#### What you have to do:
Below are records to write out again, exactly as they read.

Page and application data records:
-- Opening Marker --
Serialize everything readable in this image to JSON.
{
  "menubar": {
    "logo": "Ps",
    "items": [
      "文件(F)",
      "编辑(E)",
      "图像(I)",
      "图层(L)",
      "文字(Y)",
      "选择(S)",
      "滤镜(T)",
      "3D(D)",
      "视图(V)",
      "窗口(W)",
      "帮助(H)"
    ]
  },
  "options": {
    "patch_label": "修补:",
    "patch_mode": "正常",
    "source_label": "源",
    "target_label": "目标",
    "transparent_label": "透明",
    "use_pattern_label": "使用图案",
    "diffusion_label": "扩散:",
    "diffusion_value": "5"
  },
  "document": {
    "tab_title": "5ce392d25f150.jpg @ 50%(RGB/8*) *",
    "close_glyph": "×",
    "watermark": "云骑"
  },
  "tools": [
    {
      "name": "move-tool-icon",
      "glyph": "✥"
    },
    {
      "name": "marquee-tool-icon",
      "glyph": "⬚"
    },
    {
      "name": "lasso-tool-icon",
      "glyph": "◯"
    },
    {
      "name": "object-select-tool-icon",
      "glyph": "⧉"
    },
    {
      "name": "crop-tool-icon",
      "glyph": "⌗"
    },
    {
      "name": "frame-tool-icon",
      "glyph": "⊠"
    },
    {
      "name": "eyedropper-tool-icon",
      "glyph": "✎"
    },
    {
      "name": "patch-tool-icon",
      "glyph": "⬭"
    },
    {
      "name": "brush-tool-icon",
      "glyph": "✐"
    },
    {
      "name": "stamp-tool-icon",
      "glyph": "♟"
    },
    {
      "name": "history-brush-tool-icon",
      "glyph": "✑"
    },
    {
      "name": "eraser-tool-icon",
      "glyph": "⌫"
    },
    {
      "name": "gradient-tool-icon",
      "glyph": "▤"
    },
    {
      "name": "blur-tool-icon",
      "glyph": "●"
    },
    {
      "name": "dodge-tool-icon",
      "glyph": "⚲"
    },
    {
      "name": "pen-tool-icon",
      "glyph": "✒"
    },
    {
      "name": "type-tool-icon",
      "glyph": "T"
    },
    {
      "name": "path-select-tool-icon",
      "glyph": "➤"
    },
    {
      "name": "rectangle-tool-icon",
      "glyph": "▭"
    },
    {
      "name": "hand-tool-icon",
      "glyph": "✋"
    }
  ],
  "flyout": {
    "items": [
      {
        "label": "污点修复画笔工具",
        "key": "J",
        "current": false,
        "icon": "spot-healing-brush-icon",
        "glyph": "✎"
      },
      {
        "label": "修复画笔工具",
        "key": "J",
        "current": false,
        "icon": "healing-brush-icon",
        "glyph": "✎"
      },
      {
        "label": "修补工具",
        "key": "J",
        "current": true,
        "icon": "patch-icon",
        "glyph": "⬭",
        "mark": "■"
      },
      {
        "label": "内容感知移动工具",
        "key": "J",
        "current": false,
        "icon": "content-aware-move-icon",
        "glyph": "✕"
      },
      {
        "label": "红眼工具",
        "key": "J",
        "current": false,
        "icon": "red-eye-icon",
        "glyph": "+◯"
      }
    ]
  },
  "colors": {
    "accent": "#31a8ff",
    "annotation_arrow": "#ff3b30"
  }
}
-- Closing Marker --
#### Task solution:
Serialize everything readable in this image to JSON.
{
  "menubar": {
    "logo": "Ps",
    "items": [
      "文件(F)",
      "编辑(E)",
      "图像(I)",
      "图层(L)",
      "文字(Y)",
      "选择(S)",
      "滤镜(T)",
      "3D(D)",
      "视图(V)",
      "窗口(W)",
      "帮助(H)"
    ]
  },
  "options": {
    "patch_label": "修补:",
    "patch_mode": "正常",
    "source_label": "源",
    "target_label": "目标",
    "transparent_label": "透明",
    "use_pattern_label": "使用图案",
    "diffusion_label": "扩散:",
    "diffusion_value": "5"
  },
  "document": {
    "tab_title": "5ce392d25f150.jpg @ 50%(RGB/8*) *",
    "close_glyph": "×",
    "watermark": "云骑"
  },
  "tools": [
    {
      "name": "move-tool-icon",
      "glyph": "✥"
    },
    {
      "name": "marquee-tool-icon",
      "glyph": "⬚"
    },
    {
      "name": "lasso-tool-icon",
      "glyph": "◯"
    },
    {
      "name": "object-select-tool-icon",
      "glyph": "⧉"
    },
    {
      "name": "crop-tool-icon",
      "glyph": "⌗"
    },
    {
      "name": "frame-tool-icon",
      "glyph": "⊠"
    },
    {
      "name": "eyedropper-tool-icon",
      "glyph": "✎"
    },
    {
      "name": "patch-tool-icon",
      "glyph": "⬭"
    },
    {
      "name": "brush-tool-icon",
      "glyph": "✐"
    },
    {
      "name": "stamp-tool-icon",
      "glyph": "♟"
    },
    {
      "name": "history-brush-tool-icon",
      "glyph": "✑"
    },
    {
      "name": "eraser-tool-icon",
      "glyph": "⌫"
    },
    {
      "name": "gradient-tool-icon",
      "glyph": "▤"
    },
    {
      "name": "blur-tool-icon",
      "glyph": "●"
    },
    {
      "name": "dodge-tool-icon",
      "glyph": "⚲"
    },
    {
      "name": "pen-tool-icon",
      "glyph": "✒"
    },
    {
      "name": "type-tool-icon",
      "glyph": "T"
    },
    {
      "name": "path-select-tool-icon",
      "glyph": "➤"
    },
    {
      "name": "rectangle-tool-icon",
      "glyph": "▭"
    },
    {
      "name": "hand-tool-icon",
      "glyph": "✋"
    }
  ],
  "flyout": {
    "items": [
      {
        "label": "污点修复画笔工具",
        "key": "J",
        "current": false,
        "icon": "spot-healing-brush-icon",
        "glyph": "✎"
      },
      {
        "label": "修复画笔工具",
        "key": "J",
        "current": false,
        "icon": "healing-brush-icon",
        "glyph": "✎"
      },
      {
        "label": "修补工具",
        "key": "J",
        "current": true,
        "icon": "patch-icon",
        "glyph": "⬭",
        "mark": "■"
      },
      {
        "label": "内容感知移动工具",
        "key": "J",
        "current": false,
        "icon": "content-aware-move-icon",
        "glyph": "✕"
      },
      {
        "label": "红眼工具",
        "key": "J",
        "current": false,
        "icon": "red-eye-icon",
        "glyph": "+◯"
      }
    ]
  },
  "colors": {
    "accent": "#31a8ff",
    "annotation_arrow": "#ff3b30"
  }
}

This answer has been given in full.